Work request: Check every line of the entries for "JSON", and copy the lines that hold it.

━━━━━ Material provided

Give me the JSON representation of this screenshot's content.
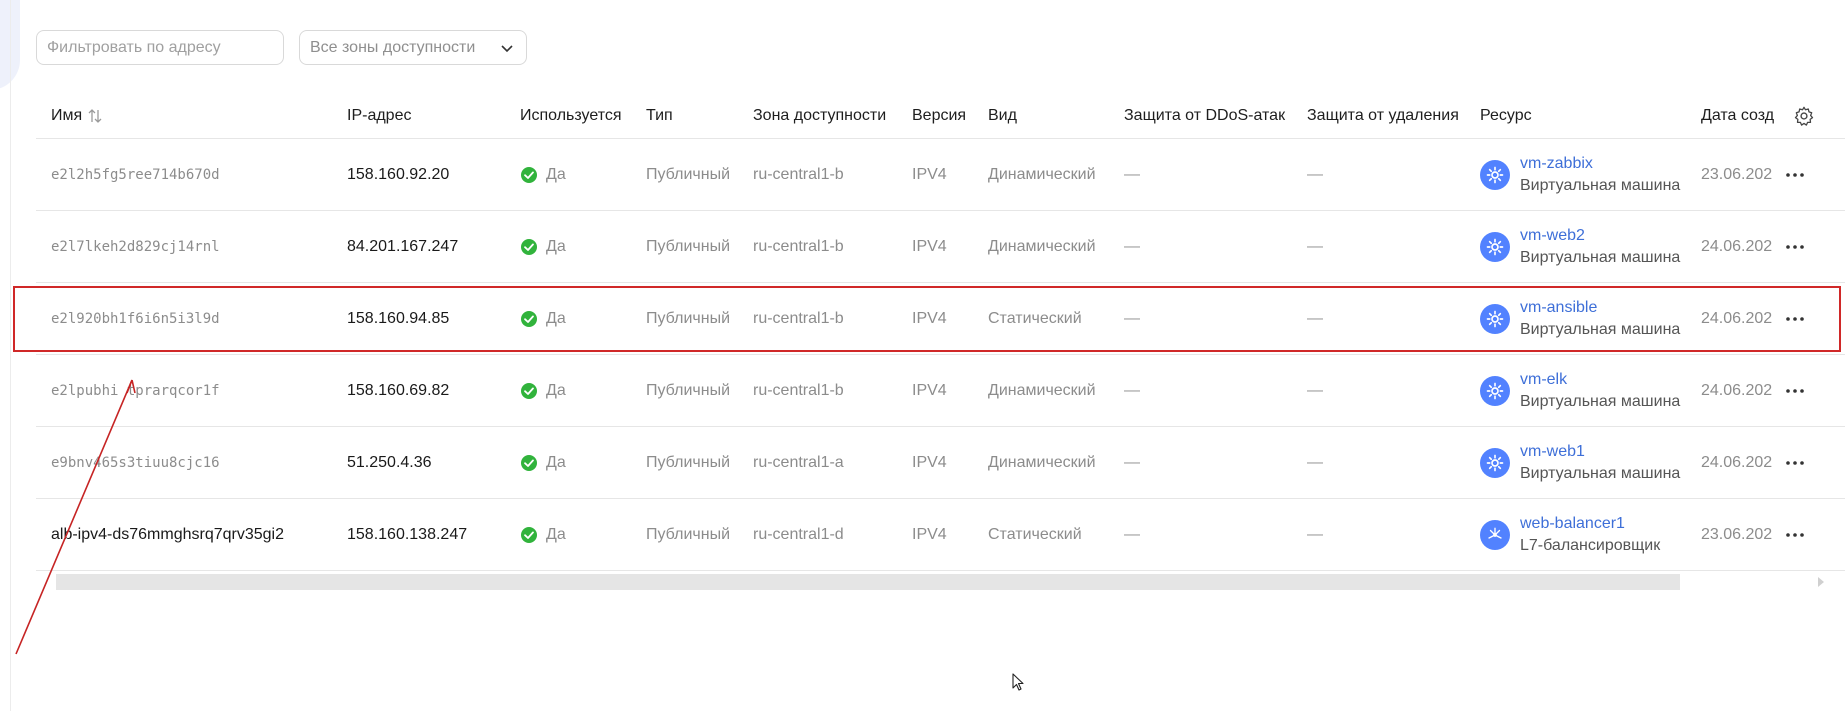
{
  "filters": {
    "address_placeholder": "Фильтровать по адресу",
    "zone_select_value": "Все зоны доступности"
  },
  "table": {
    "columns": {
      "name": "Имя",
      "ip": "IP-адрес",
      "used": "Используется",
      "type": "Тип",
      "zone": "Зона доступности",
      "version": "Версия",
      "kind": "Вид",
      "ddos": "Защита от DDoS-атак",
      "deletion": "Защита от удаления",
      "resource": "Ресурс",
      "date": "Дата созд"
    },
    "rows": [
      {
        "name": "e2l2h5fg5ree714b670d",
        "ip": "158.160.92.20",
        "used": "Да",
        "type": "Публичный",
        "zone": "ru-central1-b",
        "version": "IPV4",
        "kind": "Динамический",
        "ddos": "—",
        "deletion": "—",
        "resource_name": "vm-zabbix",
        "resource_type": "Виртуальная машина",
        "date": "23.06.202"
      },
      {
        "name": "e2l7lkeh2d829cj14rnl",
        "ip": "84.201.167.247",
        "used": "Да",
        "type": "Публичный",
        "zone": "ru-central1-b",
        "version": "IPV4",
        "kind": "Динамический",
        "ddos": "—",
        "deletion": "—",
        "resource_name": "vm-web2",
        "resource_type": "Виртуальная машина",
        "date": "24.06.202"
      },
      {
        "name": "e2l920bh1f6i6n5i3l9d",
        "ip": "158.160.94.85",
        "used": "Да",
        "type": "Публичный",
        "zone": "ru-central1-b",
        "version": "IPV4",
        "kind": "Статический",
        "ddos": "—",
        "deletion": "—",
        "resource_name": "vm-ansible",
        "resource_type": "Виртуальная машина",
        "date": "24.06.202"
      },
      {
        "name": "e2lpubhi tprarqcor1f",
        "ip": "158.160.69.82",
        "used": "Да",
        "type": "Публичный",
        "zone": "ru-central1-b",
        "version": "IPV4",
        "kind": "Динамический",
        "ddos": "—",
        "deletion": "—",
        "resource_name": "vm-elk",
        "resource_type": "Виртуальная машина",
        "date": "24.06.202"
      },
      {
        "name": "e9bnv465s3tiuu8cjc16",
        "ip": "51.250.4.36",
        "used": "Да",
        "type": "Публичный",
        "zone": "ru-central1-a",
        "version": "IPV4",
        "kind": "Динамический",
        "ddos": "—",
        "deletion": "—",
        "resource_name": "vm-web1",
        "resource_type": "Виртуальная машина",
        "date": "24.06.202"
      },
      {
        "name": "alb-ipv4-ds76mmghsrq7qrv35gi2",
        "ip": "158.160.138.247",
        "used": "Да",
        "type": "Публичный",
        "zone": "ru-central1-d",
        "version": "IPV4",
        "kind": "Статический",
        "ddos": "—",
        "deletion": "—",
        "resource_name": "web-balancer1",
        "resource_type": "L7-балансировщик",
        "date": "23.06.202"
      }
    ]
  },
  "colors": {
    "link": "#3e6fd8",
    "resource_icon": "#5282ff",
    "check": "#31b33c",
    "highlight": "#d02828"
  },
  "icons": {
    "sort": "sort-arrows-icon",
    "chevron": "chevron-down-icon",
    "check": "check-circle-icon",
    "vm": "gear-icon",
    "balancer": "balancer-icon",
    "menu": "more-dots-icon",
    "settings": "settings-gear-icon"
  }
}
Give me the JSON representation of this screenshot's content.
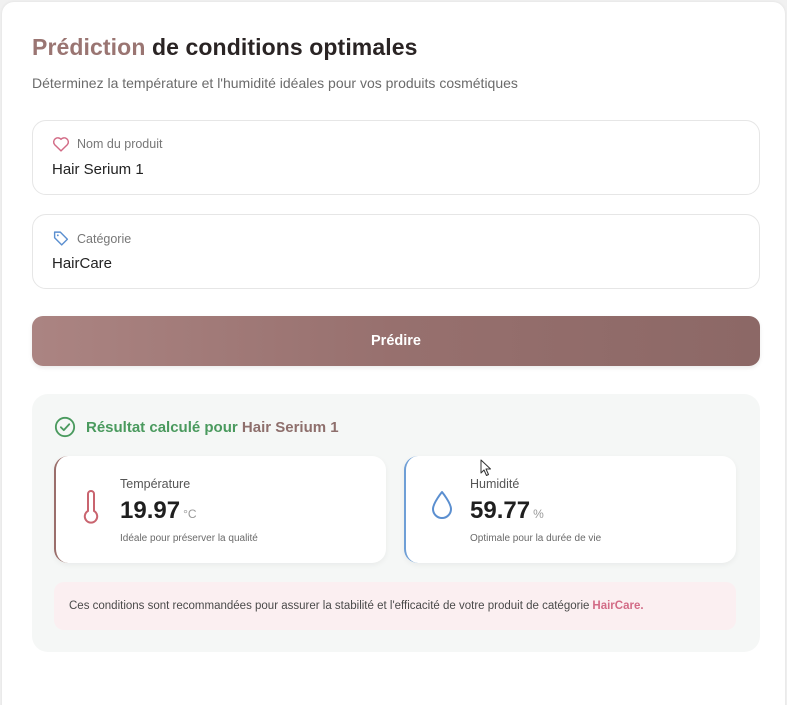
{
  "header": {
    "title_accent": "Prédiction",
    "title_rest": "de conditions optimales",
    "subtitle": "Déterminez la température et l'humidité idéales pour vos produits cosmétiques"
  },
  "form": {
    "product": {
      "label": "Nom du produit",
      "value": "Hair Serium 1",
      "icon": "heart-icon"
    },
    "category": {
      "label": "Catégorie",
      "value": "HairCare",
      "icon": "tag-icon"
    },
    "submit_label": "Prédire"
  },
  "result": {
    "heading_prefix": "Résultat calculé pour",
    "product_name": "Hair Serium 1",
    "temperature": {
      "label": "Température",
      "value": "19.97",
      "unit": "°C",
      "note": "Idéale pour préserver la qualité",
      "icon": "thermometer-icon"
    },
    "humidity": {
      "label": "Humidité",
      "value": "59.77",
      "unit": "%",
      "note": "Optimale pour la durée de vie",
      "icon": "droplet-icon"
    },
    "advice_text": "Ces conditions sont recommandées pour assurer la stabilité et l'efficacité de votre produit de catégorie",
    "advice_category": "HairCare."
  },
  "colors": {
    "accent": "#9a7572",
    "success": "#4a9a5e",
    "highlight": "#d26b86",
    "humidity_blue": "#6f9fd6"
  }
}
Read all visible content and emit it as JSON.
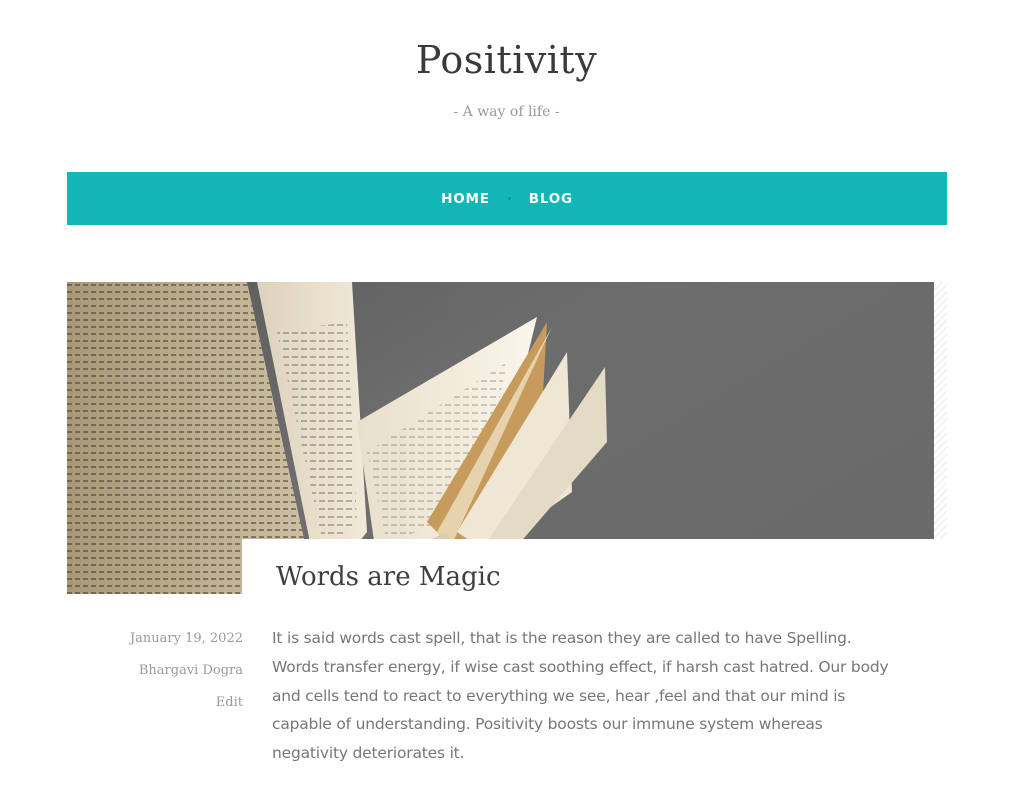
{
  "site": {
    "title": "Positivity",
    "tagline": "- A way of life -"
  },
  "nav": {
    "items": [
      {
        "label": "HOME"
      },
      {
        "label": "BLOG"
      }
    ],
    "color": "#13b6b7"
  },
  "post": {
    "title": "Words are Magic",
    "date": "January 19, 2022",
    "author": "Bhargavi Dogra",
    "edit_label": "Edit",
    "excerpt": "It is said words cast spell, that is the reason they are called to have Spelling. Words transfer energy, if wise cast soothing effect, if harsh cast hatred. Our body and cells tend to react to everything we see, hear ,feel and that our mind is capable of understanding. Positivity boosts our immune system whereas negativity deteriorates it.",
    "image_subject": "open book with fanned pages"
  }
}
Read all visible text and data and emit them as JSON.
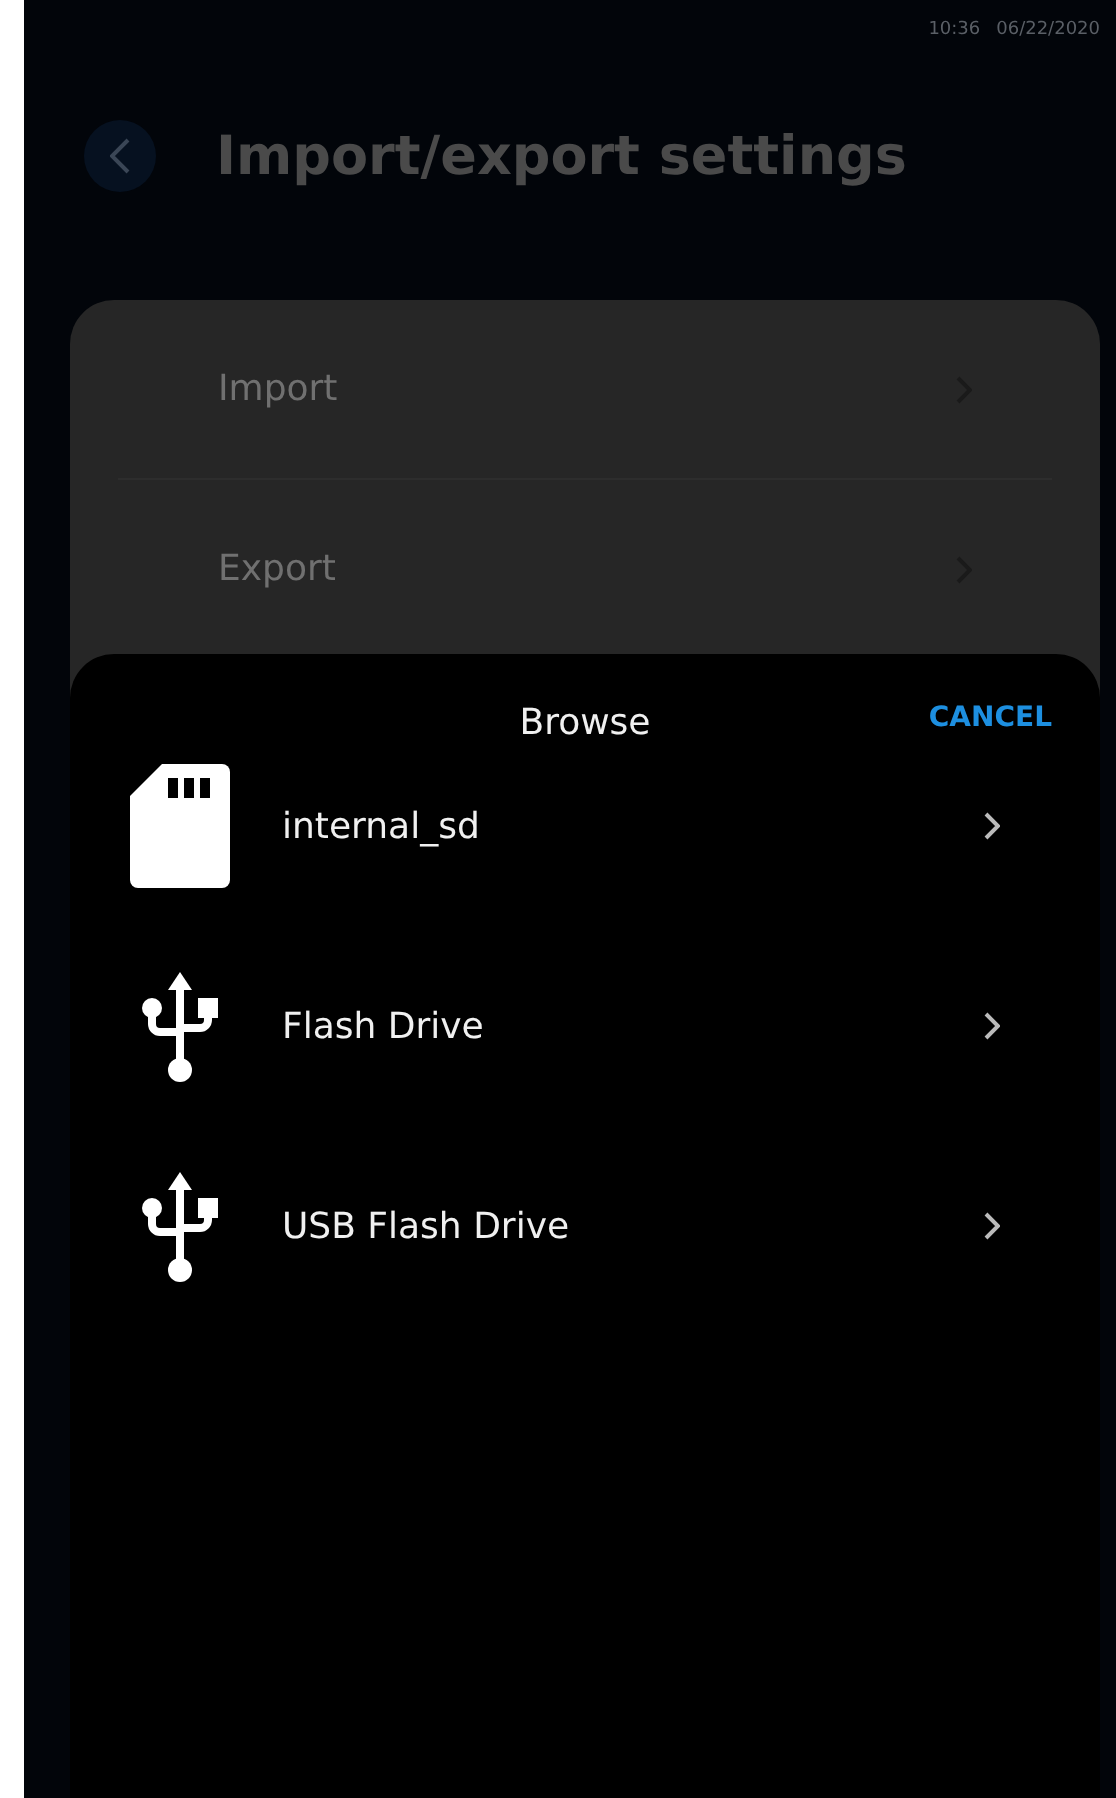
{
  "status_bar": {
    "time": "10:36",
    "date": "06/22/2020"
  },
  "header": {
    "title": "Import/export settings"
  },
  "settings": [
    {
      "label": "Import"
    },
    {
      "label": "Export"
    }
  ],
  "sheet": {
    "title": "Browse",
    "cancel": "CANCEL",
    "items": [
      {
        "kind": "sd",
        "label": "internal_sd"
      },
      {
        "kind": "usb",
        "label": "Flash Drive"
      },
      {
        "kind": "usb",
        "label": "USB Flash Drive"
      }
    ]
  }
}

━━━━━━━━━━

Response area:
Give me the JSON representation of this screenshot's content.
Give me the JSON representation of this screenshot's content.
Read all visible content and emit it as JSON.
Read all visible text and data and emit them as JSON.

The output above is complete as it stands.